The British choreo- grapher Wayne McGregor's "AfterRite" also had a dark and foreboding set, though the music, Stravinsky's "Rite of Spring" certainly was full of rhythm. The overpowering score has challenged many choreographers, and McGregor avoided the original libretto, updating shards of the story to a sci-fi future. The original story (a pagan rite ensuring the arrival of spring by sacrificing a virgin) was shocking at the time, of course, but it had understanding of the urgency with which the early Russians awaited spring, and their desperate need for its sustenance. McGregor seemed to have been influenced by all those paranoid post-apocalyptic nuclear disaster movies of the 1950s (a mid-century modern greenhouse figured prominently). The work is set, according to the program "inside the last colony [where] humanity is a fragile frontier and survival demands the fittest." Also something about "nature reclaiming it rites"; surely rites are performed and rights are reclaimed, but his grammar, like his choreography, is a bit muddled.
The dancers, some of ABT's finest (and those are fine indeed), were joined by guest artist Alessandra Ferri, playing the mother of the two children who were apparently not the fittest, since one was gassed to death at the end (the greenhouse filled with hissing smoke, turned on by Herman Cornejo). The dancers were all dressed (by Vicki Mortimer) in drab baggy shorts or skimpy undies, designed apparently to make them look as ugly as possible--the last colony presumably had no dressmakers. The choreography was McGregor's usual stop and start, with exaggerated extensions and stylized violence. Though some of the moves were quite striking, especially as odd swaying dance for four women (Misty Copeland, Hee Seo, Cassandra Trenary, and Stephanie Williams), the choreography had little variety or phrasing, and the insistent rhythms of the music were used as decoration.
Ferri was at her dramatic best, haggard and frantic, and given to silent screams. The idea of woman as perpetual victim tossed from man to man while not wearing tights may be cutting edge ballet, but the brutal depiction of every thud seemed more like voyeurism than choreography. And gassing children is really an edge too far.
First: Isabella Boylston and James Whiteside in "Harlequinade" © Marty Sohl.
Second: Craig Salstein in "Fancy Free" © Rosalie O'Connor.

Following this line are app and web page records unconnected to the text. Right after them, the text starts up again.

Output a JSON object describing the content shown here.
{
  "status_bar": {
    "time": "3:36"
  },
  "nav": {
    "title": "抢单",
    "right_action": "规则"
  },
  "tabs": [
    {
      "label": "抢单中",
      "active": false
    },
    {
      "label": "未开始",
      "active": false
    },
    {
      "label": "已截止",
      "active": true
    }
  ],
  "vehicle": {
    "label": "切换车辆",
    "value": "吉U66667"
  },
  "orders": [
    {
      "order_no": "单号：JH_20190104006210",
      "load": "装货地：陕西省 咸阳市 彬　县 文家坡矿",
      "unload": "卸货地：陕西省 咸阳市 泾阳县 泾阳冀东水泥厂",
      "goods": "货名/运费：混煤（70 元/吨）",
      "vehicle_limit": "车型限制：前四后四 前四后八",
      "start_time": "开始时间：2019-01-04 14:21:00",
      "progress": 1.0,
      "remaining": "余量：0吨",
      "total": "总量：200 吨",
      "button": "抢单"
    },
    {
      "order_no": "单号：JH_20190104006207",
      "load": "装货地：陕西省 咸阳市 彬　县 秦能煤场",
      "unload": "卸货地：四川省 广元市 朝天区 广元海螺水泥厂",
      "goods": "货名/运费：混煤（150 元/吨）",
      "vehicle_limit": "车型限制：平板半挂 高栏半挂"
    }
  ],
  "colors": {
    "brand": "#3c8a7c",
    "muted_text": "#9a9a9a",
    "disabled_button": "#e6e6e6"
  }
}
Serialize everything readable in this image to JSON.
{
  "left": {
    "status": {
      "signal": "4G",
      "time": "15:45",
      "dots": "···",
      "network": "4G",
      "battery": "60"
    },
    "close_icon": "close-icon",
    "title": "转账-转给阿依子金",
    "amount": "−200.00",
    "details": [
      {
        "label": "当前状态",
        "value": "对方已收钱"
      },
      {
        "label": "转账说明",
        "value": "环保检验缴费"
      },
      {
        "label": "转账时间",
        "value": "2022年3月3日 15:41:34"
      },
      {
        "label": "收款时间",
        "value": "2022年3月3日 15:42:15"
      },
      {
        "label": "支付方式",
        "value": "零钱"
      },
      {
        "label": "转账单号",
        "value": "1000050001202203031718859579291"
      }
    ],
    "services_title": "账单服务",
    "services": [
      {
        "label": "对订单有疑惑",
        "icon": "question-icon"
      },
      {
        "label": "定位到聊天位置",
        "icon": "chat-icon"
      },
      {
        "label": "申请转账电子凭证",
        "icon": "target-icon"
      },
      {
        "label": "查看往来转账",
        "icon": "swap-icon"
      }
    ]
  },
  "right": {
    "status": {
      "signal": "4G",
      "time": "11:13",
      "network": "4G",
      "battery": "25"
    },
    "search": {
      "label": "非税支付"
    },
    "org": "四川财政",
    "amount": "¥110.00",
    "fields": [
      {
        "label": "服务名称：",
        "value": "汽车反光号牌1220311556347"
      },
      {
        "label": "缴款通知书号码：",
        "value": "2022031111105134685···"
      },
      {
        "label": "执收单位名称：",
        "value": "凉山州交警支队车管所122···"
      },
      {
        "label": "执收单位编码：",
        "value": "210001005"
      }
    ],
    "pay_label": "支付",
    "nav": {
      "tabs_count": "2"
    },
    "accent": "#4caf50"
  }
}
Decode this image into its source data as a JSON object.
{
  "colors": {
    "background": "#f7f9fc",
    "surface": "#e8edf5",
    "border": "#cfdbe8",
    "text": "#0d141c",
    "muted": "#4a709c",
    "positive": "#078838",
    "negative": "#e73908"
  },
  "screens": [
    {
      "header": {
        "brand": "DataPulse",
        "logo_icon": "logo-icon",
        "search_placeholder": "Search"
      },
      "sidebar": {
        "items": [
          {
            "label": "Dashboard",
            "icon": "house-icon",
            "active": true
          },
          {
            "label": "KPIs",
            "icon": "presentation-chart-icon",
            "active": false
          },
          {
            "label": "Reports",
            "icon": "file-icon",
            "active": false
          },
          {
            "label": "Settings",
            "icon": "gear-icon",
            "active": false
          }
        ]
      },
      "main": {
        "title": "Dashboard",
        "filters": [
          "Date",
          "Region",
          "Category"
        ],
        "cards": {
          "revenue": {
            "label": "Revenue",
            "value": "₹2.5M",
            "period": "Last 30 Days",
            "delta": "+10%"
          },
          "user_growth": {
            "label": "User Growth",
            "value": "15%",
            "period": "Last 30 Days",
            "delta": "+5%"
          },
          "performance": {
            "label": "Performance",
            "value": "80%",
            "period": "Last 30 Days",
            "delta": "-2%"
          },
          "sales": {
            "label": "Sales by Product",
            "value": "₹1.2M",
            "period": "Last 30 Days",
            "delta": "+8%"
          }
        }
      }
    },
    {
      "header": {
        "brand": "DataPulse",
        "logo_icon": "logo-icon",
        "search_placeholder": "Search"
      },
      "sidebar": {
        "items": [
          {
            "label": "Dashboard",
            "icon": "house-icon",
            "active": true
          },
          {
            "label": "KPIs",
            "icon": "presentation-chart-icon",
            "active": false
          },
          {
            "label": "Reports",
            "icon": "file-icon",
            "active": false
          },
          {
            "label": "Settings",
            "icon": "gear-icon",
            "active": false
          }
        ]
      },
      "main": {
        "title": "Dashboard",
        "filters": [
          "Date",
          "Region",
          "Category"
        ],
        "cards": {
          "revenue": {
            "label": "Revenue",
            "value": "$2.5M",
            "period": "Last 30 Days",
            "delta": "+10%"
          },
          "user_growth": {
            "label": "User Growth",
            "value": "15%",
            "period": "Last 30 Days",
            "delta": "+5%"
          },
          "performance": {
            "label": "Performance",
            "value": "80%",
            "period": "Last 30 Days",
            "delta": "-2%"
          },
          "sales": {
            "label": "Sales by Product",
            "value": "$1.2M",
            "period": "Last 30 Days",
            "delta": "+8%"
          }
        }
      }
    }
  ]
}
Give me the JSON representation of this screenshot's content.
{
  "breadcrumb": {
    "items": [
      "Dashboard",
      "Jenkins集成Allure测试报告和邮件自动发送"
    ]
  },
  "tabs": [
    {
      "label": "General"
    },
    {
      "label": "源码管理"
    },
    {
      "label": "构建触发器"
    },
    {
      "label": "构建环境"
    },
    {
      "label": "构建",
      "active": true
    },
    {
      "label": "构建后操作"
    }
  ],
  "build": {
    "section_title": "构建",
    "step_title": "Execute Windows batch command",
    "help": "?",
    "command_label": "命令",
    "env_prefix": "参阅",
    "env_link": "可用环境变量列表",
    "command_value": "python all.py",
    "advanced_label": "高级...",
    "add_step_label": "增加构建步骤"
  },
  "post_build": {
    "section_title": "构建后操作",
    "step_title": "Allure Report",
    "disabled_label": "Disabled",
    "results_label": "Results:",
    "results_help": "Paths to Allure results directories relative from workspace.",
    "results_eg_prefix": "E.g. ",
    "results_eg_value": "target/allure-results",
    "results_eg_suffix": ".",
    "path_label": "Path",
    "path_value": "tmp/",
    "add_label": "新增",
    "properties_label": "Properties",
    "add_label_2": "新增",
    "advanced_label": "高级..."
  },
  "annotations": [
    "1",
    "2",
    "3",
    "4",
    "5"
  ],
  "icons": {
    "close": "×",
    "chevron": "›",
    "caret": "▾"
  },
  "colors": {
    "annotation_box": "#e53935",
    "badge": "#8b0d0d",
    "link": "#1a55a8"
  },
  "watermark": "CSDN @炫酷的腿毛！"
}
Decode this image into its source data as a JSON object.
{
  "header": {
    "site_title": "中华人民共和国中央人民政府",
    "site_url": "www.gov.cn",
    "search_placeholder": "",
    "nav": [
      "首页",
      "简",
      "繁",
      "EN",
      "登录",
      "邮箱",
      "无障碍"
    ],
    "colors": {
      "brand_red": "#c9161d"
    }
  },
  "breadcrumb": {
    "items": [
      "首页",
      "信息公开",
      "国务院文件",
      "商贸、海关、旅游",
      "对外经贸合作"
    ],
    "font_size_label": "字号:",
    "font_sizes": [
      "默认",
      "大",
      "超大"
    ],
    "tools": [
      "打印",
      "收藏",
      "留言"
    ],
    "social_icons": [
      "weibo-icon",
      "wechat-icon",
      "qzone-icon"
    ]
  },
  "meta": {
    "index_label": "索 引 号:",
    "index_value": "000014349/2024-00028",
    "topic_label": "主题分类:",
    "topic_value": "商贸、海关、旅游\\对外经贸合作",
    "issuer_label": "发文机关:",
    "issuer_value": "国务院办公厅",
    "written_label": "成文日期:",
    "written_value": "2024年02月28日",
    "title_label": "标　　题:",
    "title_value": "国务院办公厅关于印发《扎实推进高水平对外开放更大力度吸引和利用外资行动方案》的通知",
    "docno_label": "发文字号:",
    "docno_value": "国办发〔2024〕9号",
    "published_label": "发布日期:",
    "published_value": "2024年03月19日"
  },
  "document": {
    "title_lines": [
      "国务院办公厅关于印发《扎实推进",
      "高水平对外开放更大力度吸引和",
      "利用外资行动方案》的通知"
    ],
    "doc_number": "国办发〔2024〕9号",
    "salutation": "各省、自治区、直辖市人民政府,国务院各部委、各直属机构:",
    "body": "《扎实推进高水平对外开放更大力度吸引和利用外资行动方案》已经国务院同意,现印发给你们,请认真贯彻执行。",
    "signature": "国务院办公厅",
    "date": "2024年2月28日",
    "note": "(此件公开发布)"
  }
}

Third: Catherine Hurlin, Patrick Frenette, and Erica Lall in "Praedicere" © Marty Sohl.
Fourth: Alessandra Ferri and Herman Cornejo in "AfterRite" © Marty Sohl.
Copyright © 2018 by Mary Cargill